About this time we also got some Fairchild equalizers but did not use them successfully.
-AM got an EMT mic. Compressor which worked very well.
-The Fairchild equalizers were not successful, so we tried a McCurdy equalizer. We didnt like that either.
-FM went Shulke (Stereo Radio Productions) and we were told by Shulke that we must have a stereo 400
series FM Volumax. So that is what we bought. It worked ok.
-Next AM got an UREI LA-3 and a SpectraSonics Complimiter. The LA-3 was great,
no one liked the Complimiter.
-Near the end of the Great 98 we got an early model DAP (Discriminate Audio Processor). This was a 3
band compressor with an overall peak limiter designed by Michael Dorrough who makes the LED meters.
It seemed to be good, but unstable. We had to continually adjust the FET biases. After a few months,
Dorrough called up and said that there were power supply problems that were easily cured by removing
the meter lamps. We did and the thing became totally stable. We eventually settled on the DAP at the
studios with the output limiter bypassed and the Volumax 4000 at the transmitter site for AM.
This configuration was in place for the end of the Great 98 and most of the NIS period.
-Somewhere in here we got a Kahn Symetrapeak but only used it briefly.
-We next got a pair of the original Optimods for FM. Definitely a loudness improvement, but we didnt like
the way they sounded on speech.
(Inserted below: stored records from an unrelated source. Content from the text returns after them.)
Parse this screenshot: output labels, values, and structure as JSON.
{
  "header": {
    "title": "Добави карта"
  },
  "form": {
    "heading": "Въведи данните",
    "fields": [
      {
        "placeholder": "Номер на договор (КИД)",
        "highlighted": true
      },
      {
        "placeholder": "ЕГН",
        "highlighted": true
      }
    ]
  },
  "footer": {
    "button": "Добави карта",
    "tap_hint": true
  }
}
We experimented with putting a pair of LA-3s in front of them but still
were not really happy.
-Ted Ronneburger was hired as chief about this time. He previously worked in NY at 99XLO (WOR-FM).
All agreed that was a great sounding station so we duplicated the 99XLO processing for FM and the WOR
processing for AM. That was for AM a Pacific Recorders limiter and for FM DAPs with a Mosely peak limiter.
I believe that at time we were using an LA-3 as the mic compressor. Teddy was very wise....this was
certainly the best that both stations had ever sounded.
-I believe that processing was in place for AM until the stations moved to the new addition in the back
of the building. At that time AM went with Orban 424 units at the studios.
-FM, on the other hand had some bad days. The first step backward came with Double DAPs.
This is hard to believe, but we actually paralleled DAPs. It was supposed to be louder and maybe it was
but it sure sounded messy. Next the Mosley limiters went and the Optimods came back.
Worse, one of the Optimods had a defective release time module making it very fast. Unfortunately that
was the one that was preferred! UREI graphic equalizers were added. The station was sounding really
bad at this time and no one was happy and then the final insult to sensibilities was a composite clipper.
I dont remember the manufacturer. This thing might have been ok, but it was operated pretty drastically
and the pilot completely disappeared on kick drum beats. It had different effects on different radios but
definitely was terrible.
-FM eventually settled down to a newer model Optimod which sounded pretty good, but
what "a long, strange trip" it was to get there!
Dedicated to Mike Galvin